### What the task requires
In your reply, print every line of the listing exactly and omit all images.

┌─ Input data

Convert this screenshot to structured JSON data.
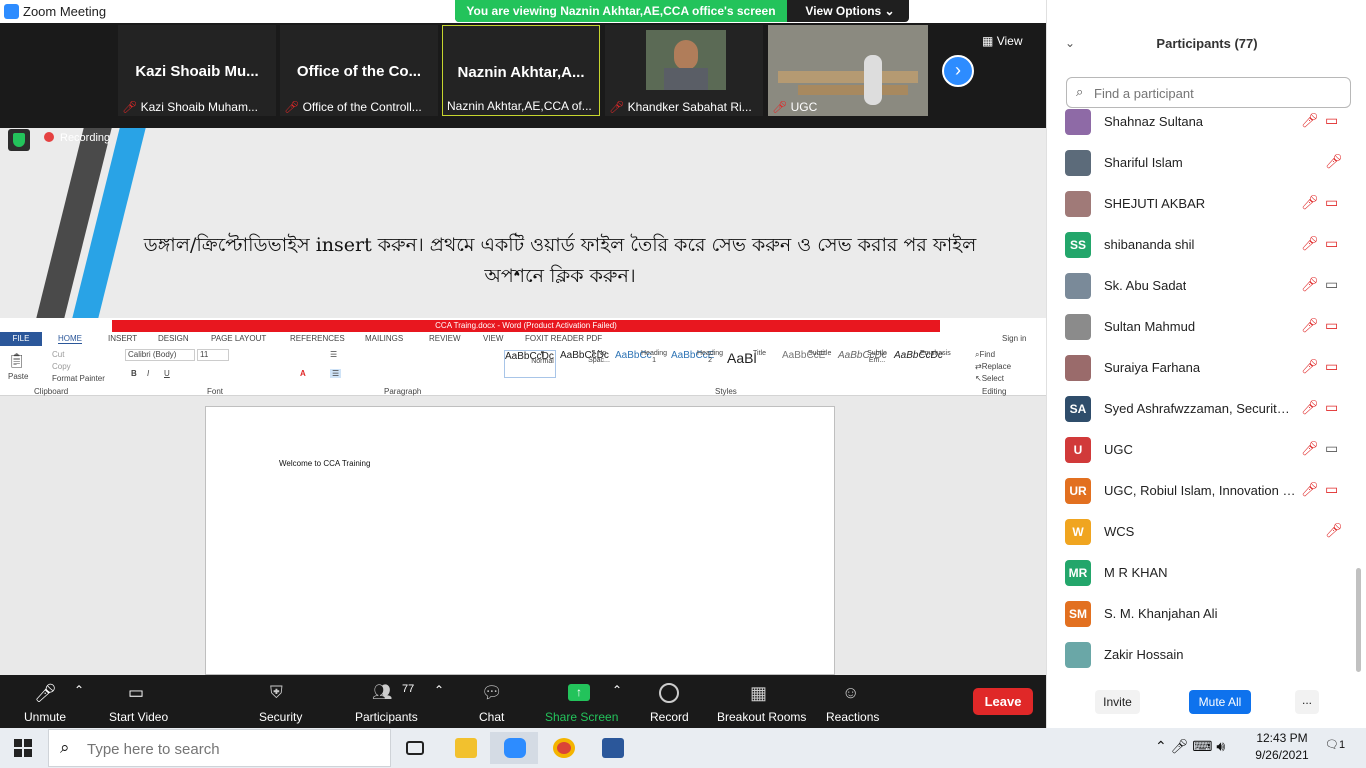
{
  "window": {
    "title": "Zoom Meeting",
    "controls": {
      "minimize": "—",
      "restore": "❐",
      "close": "✕"
    }
  },
  "banner": {
    "message": "You are viewing Naznin Akhtar,AE,CCA office's screen",
    "view_options": "View Options ⌄"
  },
  "strip": {
    "tiles": [
      {
        "name": "Kazi Shoaib Mu...",
        "label": "Kazi Shoaib Muham..."
      },
      {
        "name": "Office of the Co...",
        "label": "Office of the Controll..."
      },
      {
        "name": "Naznin Akhtar,A...",
        "label": "Naznin Akhtar,AE,CCA of..."
      },
      {
        "name": "",
        "label": "Khandker Sabahat Ri..."
      },
      {
        "name": "",
        "label": "UGC"
      }
    ],
    "view_label": "View",
    "next_icon": "›"
  },
  "shared": {
    "recording_label": "Recording",
    "slide_text": "ডঙ্গাল/ক্রিপ্টোডিভাইস insert করুন। প্রথমে একটি ওয়ার্ড ফাইল তৈরি করে সেভ করুন ও সেভ করার পর ফাইল অপশনে ক্লিক করুন।",
    "word": {
      "title": "CCA Traing.docx - Word (Product Activation Failed)",
      "tabs": [
        "FILE",
        "HOME",
        "INSERT",
        "DESIGN",
        "PAGE LAYOUT",
        "REFERENCES",
        "MAILINGS",
        "REVIEW",
        "VIEW",
        "FOXIT READER PDF"
      ],
      "sign_in": "Sign in",
      "clipboard": {
        "paste": "Paste",
        "cut": "Cut",
        "copy": "Copy",
        "format_painter": "Format Painter",
        "group": "Clipboard"
      },
      "font": {
        "name": "Calibri (Body)",
        "size": "11",
        "group": "Font"
      },
      "paragraph_group": "Paragraph",
      "styles": [
        {
          "preview": "AaBbCcDc",
          "name": "¶ Normal"
        },
        {
          "preview": "AaBbCcDc",
          "name": "¶ No Spac..."
        },
        {
          "preview": "AaBbCc",
          "name": "Heading 1"
        },
        {
          "preview": "AaBbCcE",
          "name": "Heading 2"
        },
        {
          "preview": "AaBl",
          "name": "Title"
        },
        {
          "preview": "AaBbCcE",
          "name": "Subtitle"
        },
        {
          "preview": "AaBbCcDc",
          "name": "Subtle Em..."
        },
        {
          "preview": "AaBbCcDc",
          "name": "Emphasis"
        }
      ],
      "styles_group": "Styles",
      "editing": {
        "find": "Find",
        "replace": "Replace",
        "select": "Select",
        "group": "Editing"
      },
      "document_text": "Welcome to CCA Training"
    }
  },
  "toolbar": {
    "unmute": "Unmute",
    "start_video": "Start Video",
    "security": "Security",
    "participants": "Participants",
    "participants_count": "77",
    "chat": "Chat",
    "share_screen": "Share Screen",
    "record": "Record",
    "breakout_rooms": "Breakout Rooms",
    "reactions": "Reactions",
    "leave": "Leave"
  },
  "participants_panel": {
    "title": "Participants (77)",
    "search_placeholder": "Find a participant",
    "list": [
      {
        "name": "Shahnaz Sultana",
        "initials": "",
        "avatar_color": "#8e6aa6",
        "video": "off"
      },
      {
        "name": "Shariful Islam",
        "initials": "",
        "avatar_color": "#5c6b7a",
        "video": "none"
      },
      {
        "name": "SHEJUTI AKBAR",
        "initials": "",
        "avatar_color": "#a07a78",
        "video": "off"
      },
      {
        "name": "shibananda shil",
        "initials": "SS",
        "avatar_color": "#23a66b",
        "video": "off"
      },
      {
        "name": "Sk. Abu Sadat",
        "initials": "",
        "avatar_color": "#7a8a99",
        "video": "on"
      },
      {
        "name": "Sultan Mahmud",
        "initials": "",
        "avatar_color": "#8b8b8b",
        "video": "off"
      },
      {
        "name": "Suraiya Farhana",
        "initials": "",
        "avatar_color": "#9a6b6b",
        "video": "off"
      },
      {
        "name": "Syed Ashrafwzzaman, Security ...",
        "initials": "SA",
        "avatar_color": "#2f4d6b",
        "video": "off"
      },
      {
        "name": "UGC",
        "initials": "U",
        "avatar_color": "#d13a3a",
        "video": "on"
      },
      {
        "name": "UGC, Robiul Islam, Innovation F...",
        "initials": "UR",
        "avatar_color": "#e27020",
        "video": "off"
      },
      {
        "name": "WCS",
        "initials": "W",
        "avatar_color": "#f0a520",
        "video": "none"
      },
      {
        "name": "M R KHAN",
        "initials": "MR",
        "avatar_color": "#23a66b",
        "video": "hidden"
      },
      {
        "name": "S. M. Khanjahan Ali",
        "initials": "SM",
        "avatar_color": "#e27020",
        "video": "hidden"
      },
      {
        "name": "Zakir Hossain",
        "initials": "",
        "avatar_color": "#6aa7a7",
        "video": "hidden"
      }
    ],
    "invite": "Invite",
    "mute_all": "Mute All",
    "more": "..."
  },
  "taskbar": {
    "search_placeholder": "Type here to search",
    "time": "12:43 PM",
    "date": "9/26/2021",
    "notifications": "1"
  },
  "colors": {
    "zoom_blue": "#2d8cff",
    "green": "#23c35b",
    "red": "#e02828",
    "word_blue": "#2b579a"
  }
}
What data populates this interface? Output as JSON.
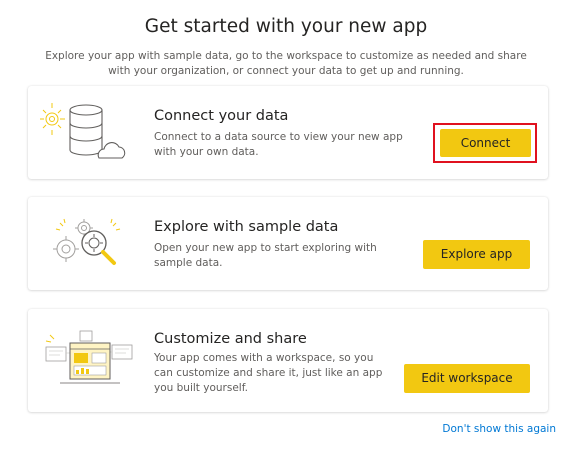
{
  "header": {
    "title": "Get started with your new app",
    "subtitle": "Explore your app with sample data, go to the workspace to customize as needed and share with your organization, or connect your data to get up and running."
  },
  "cards": [
    {
      "title": "Connect your data",
      "description": "Connect to a data source to view your new app with your own data.",
      "button_label": "Connect",
      "icon": "database-cloud-icon"
    },
    {
      "title": "Explore with sample data",
      "description": "Open your new app to start exploring with sample data.",
      "button_label": "Explore app",
      "icon": "gears-magnifier-icon"
    },
    {
      "title": "Customize and share",
      "description": "Your app comes with a workspace, so you can customize and share it, just like an app you built yourself.",
      "button_label": "Edit workspace",
      "icon": "dashboard-share-icon"
    }
  ],
  "footer": {
    "link_label": "Don't show this again"
  },
  "colors": {
    "button_bg": "#F2C811",
    "highlight_border": "#E0111F",
    "link": "#0078D4"
  }
}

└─

### Task output
Convert this screenshot to structured JSON data.
{
  "window": {
    "title": "Zoom Meeting",
    "controls": {
      "minimize": "—",
      "restore": "❐",
      "close": "✕"
    }
  },
  "banner": {
    "message": "You are viewing Naznin Akhtar,AE,CCA office's screen",
    "view_options": "View Options ⌄"
  },
  "strip": {
    "tiles": [
      {
        "name": "Kazi Shoaib Mu...",
        "label": "Kazi Shoaib Muham..."
      },
      {
        "name": "Office of the Co...",
        "label": "Office of the Controll..."
      },
      {
        "name": "Naznin Akhtar,A...",
        "label": "Naznin Akhtar,AE,CCA of..."
      },
      {
        "name": "",
        "label": "Khandker Sabahat Ri..."
      },
      {
        "name": "",
        "label": "UGC"
      }
    ],
    "view_label": "View",
    "next_icon": "›"
  },
  "shared": {
    "recording_label": "Recording",
    "slide_text": "ডঙ্গাল/ক্রিপ্টোডিভাইস insert করুন। প্রথমে একটি ওয়ার্ড ফাইল তৈরি করে সেভ করুন ও সেভ করার পর ফাইল অপশনে ক্লিক করুন।",
    "word": {
      "title": "CCA Traing.docx - Word (Product Activation Failed)",
      "tabs": [
        "FILE",
        "HOME",
        "INSERT",
        "DESIGN",
        "PAGE LAYOUT",
        "REFERENCES",
        "MAILINGS",
        "REVIEW",
        "VIEW",
        "FOXIT READER PDF"
      ],
      "sign_in": "Sign in",
      "clipboard": {
        "paste": "Paste",
        "cut": "Cut",
        "copy": "Copy",
        "format_painter": "Format Painter",
        "group": "Clipboard"
      },
      "font": {
        "name": "Calibri (Body)",
        "size": "11",
        "group": "Font"
      },
      "paragraph_group": "Paragraph",
      "styles": [
        {
          "preview": "AaBbCcDc",
          "name": "¶ Normal"
        },
        {
          "preview": "AaBbCcDc",
          "name": "¶ No Spac..."
        },
        {
          "preview": "AaBbCc",
          "name": "Heading 1"
        },
        {
          "preview": "AaBbCcE",
          "name": "Heading 2"
        },
        {
          "preview": "AaBl",
          "name": "Title"
        },
        {
          "preview": "AaBbCcE",
          "name": "Subtitle"
        },
        {
          "preview": "AaBbCcDc",
          "name": "Subtle Em..."
        },
        {
          "preview": "AaBbCcDc",
          "name": "Emphasis"
        }
      ],
      "styles_group": "Styles",
      "editing": {
        "find": "Find",
        "replace": "Replace",
        "select": "Select",
        "group": "Editing"
      },
      "document_text": "Welcome to CCA Training"
    }
  },
  "toolbar": {
    "unmute": "Unmute",
    "start_video": "Start Video",
    "security": "Security",
    "participants": "Participants",
    "participants_count": "77",
    "chat": "Chat",
    "share_screen": "Share Screen",
    "record": "Record",
    "breakout_rooms": "Breakout Rooms",
    "reactions": "Reactions",
    "leave": "Leave"
  },
  "participants_panel": {
    "title": "Participants (77)",
    "search_placeholder": "Find a participant",
    "list": [
      {
        "name": "Shahnaz Sultana",
        "initials": "",
        "avatar_color": "#8e6aa6",
        "video": "off"
      },
      {
        "name": "Shariful Islam",
        "initials": "",
        "avatar_color": "#5c6b7a",
        "video": "none"
      },
      {
        "name": "SHEJUTI AKBAR",
        "initials": "",
        "avatar_color": "#a07a78",
        "video": "off"
      },
      {
        "name": "shibananda shil",
        "initials": "SS",
        "avatar_color": "#23a66b",
        "video": "off"
      },
      {
        "name": "Sk. Abu Sadat",
        "initials": "",
        "avatar_color": "#7a8a99",
        "video": "on"
      },
      {
        "name": "Sultan Mahmud",
        "initials": "",
        "avatar_color": "#8b8b8b",
        "video": "off"
      },
      {
        "name": "Suraiya Farhana",
        "initials": "",
        "avatar_color": "#9a6b6b",
        "video": "off"
      },
      {
        "name": "Syed Ashrafwzzaman, Security ...",
        "initials": "SA",
        "avatar_color": "#2f4d6b",
        "video": "off"
      },
      {
        "name": "UGC",
        "initials": "U",
        "avatar_color": "#d13a3a",
        "video": "on"
      },
      {
        "name": "UGC, Robiul Islam, Innovation F...",
        "initials": "UR",
        "avatar_color": "#e27020",
        "video": "off"
      },
      {
        "name": "WCS",
        "initials": "W",
        "avatar_color": "#f0a520",
        "video": "none"
      },
      {
        "name": "M R KHAN",
        "initials": "MR",
        "avatar_color": "#23a66b",
        "video": "hidden"
      },
      {
        "name": "S. M. Khanjahan Ali",
        "initials": "SM",
        "avatar_color": "#e27020",
        "video": "hidden"
      },
      {
        "name": "Zakir Hossain",
        "initials": "",
        "avatar_color": "#6aa7a7",
        "video": "hidden"
      }
    ],
    "invite": "Invite",
    "mute_all": "Mute All",
    "more": "..."
  },
  "taskbar": {
    "search_placeholder": "Type here to search",
    "time": "12:43 PM",
    "date": "9/26/2021",
    "notifications": "1"
  },
  "colors": {
    "zoom_blue": "#2d8cff",
    "green": "#23c35b",
    "red": "#e02828",
    "word_blue": "#2b579a"
  }
}
What data populates this interface? Output as JSON.
{
  "header": {
    "title": "Get started with your new app",
    "subtitle": "Explore your app with sample data, go to the workspace to customize as needed and share with your organization, or connect your data to get up and running."
  },
  "cards": [
    {
      "title": "Connect your data",
      "description": "Connect to a data source to view your new app with your own data.",
      "button_label": "Connect",
      "icon": "database-cloud-icon"
    },
    {
      "title": "Explore with sample data",
      "description": "Open your new app to start exploring with sample data.",
      "button_label": "Explore app",
      "icon": "gears-magnifier-icon"
    },
    {
      "title": "Customize and share",
      "description": "Your app comes with a workspace, so you can customize and share it, just like an app you built yourself.",
      "button_label": "Edit workspace",
      "icon": "dashboard-share-icon"
    }
  ],
  "footer": {
    "link_label": "Don't show this again"
  },
  "colors": {
    "button_bg": "#F2C811",
    "highlight_border": "#E0111F",
    "link": "#0078D4"
  }
}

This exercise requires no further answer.